Machu Picchu’s lesser-known sister (standing tall behind the famed Inca site in the pic above), is a bit of a challenge, although mostly only for those who suffer vertigo. The climb is a bit on the hairy side, with a steep trail, eye-watering drops, and some scrambling which requires light finesse, but no technical climbing experience. Given the altitude, climbing Huayna Picchu does require a bit of fitness. Nevertheless, if you have nerves of steel and plenty of determination, there’s no reason why nearly everyone can’t bag this one.
Climbing up to the 2717m-high relatively easy mountain peaks of Huayna Picchu is one of the most underrated highlights in this neck of the woods, so if you can’t stomach a multi-day hike along the original Inca Trail to reach Machu Picchu, you can at least feel like you’ve earned your visit. The trick to successfully conquering this peak in just a couple of hours (one way) is to take it easy. Step aside (to let others through) and take plenty of rests and you should be just fine.
The Matterhorn is one of Europe’s most magnificent mountain peaks, renowned worldwide for being the iconic picture on Toblerone chocolates. The Matterhorn itself is certainly not an easy mountain peak to climb (a dozen people die every year trying to conquer it so best give that one a miss if you’re not experienced), but its lower and much more forgiving brother next door, the Klein Matterhorn, is a whole different story. Why? Because some genius thought it would a great idea to build a cable-car to the top!
The Klein Matterhorn aerial tramway does all the hard work for you (ok, that’s a little bit of cheating) leaving you with merely 10 easy, wonderful, enjoyable meters to cover on foot to reach the peak. The tram (and newly-opened glacier cable-car) stop at 3883m and is the highest point you can reach by cable car in all of Europe and a sensational spot from where to admire the nearby Matterhorn in all its incredible, alpine glory.
If you really must climb something in this startling region, then use this as your starting point for reaching the peak of Breithorn (you’ll see that too from the viewing platform) a ‘relatively’ easy climbing feat (3hrs, on average) but one that does require guidance and some snow-climbing equipment. See? Something for everyone!
One of the most awe-inspiring granite monoliths in the Yosemite Valley is arguably easier to conquer than it would seem. Sure, you will have to scramble across a death-defying drop whilst holding on to a handrail in one section but, in the end, it’s actually a not-too-difficult peak to conquer.

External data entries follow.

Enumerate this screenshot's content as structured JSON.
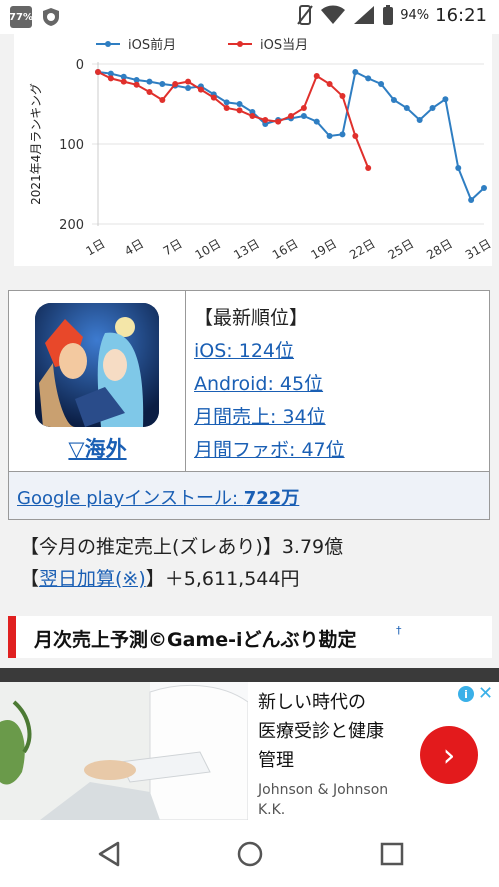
{
  "status_bar": {
    "battery_badge": "77%",
    "battery_percent": "94%",
    "time": "16:21",
    "icons": [
      "battery-saver-icon",
      "shield-icon",
      "vibrate-icon",
      "wifi-icon",
      "signal-icon",
      "battery-icon"
    ]
  },
  "chart_data": {
    "type": "line",
    "ylabel": "2021年4月ランキング",
    "ylim": [
      200,
      0
    ],
    "yticks": [
      "0",
      "100",
      "200"
    ],
    "xticks": [
      "1日",
      "4日",
      "7日",
      "10日",
      "13日",
      "16日",
      "19日",
      "22日",
      "25日",
      "28日",
      "31日"
    ],
    "legend": "top",
    "colors": {
      "prev": "#2f7ec2",
      "curr": "#e0302c"
    },
    "series": [
      {
        "name": "iOS前月",
        "x": [
          1,
          2,
          3,
          4,
          5,
          6,
          7,
          8,
          9,
          10,
          11,
          12,
          13,
          14,
          15,
          16,
          17,
          18,
          19,
          20,
          21,
          22,
          23,
          24,
          25,
          26,
          27,
          28,
          29,
          30,
          31
        ],
        "values": [
          10,
          12,
          16,
          20,
          22,
          25,
          27,
          30,
          28,
          38,
          48,
          50,
          60,
          75,
          70,
          68,
          65,
          72,
          90,
          88,
          10,
          18,
          25,
          45,
          55,
          70,
          55,
          44,
          130,
          170,
          155
        ]
      },
      {
        "name": "iOS当月",
        "x": [
          1,
          2,
          3,
          4,
          5,
          6,
          7,
          8,
          9,
          10,
          11,
          12,
          13,
          14,
          15,
          16,
          17,
          18,
          19,
          20,
          21,
          22
        ],
        "values": [
          10,
          18,
          22,
          26,
          35,
          45,
          25,
          22,
          32,
          42,
          55,
          58,
          65,
          70,
          72,
          65,
          55,
          15,
          25,
          40,
          90,
          130
        ]
      }
    ]
  },
  "game": {
    "icon": "game-app-icon",
    "region_link": "▽海外"
  },
  "ranking": {
    "title": "【最新順位】",
    "ios": "iOS: 124位",
    "android": "Android: 45位",
    "monthly_sales": "月間売上: 34位",
    "monthly_fav": "月間ファボ: 47位"
  },
  "install": {
    "label": "Google playインストール: ",
    "count": "722万"
  },
  "sales": {
    "line1": "【今月の推定売上(ズレあり)】3.79億",
    "line2_prefix": "【",
    "line2_link": "翌日加算(※)",
    "line2_suffix": "】＋5,611,544円"
  },
  "section": {
    "title": "月次売上予測©Game-iどんぶり勘定",
    "sup": "†"
  },
  "ad": {
    "title_lines": [
      "新しい時代の",
      "医療受診と健康",
      "管理"
    ],
    "sponsor_lines": [
      "Johnson & Johnson",
      "K.K."
    ],
    "button_glyph": "›",
    "info_glyph": "i",
    "close_glyph": "✕"
  },
  "nav": {
    "icons": [
      "back-icon",
      "home-icon",
      "recent-apps-icon"
    ]
  }
}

Reaching the 2682m-high peak of Half Dome is certainly an exhilarating affair of its own accord, yet it’s the views from the top that make for the best rewards of all.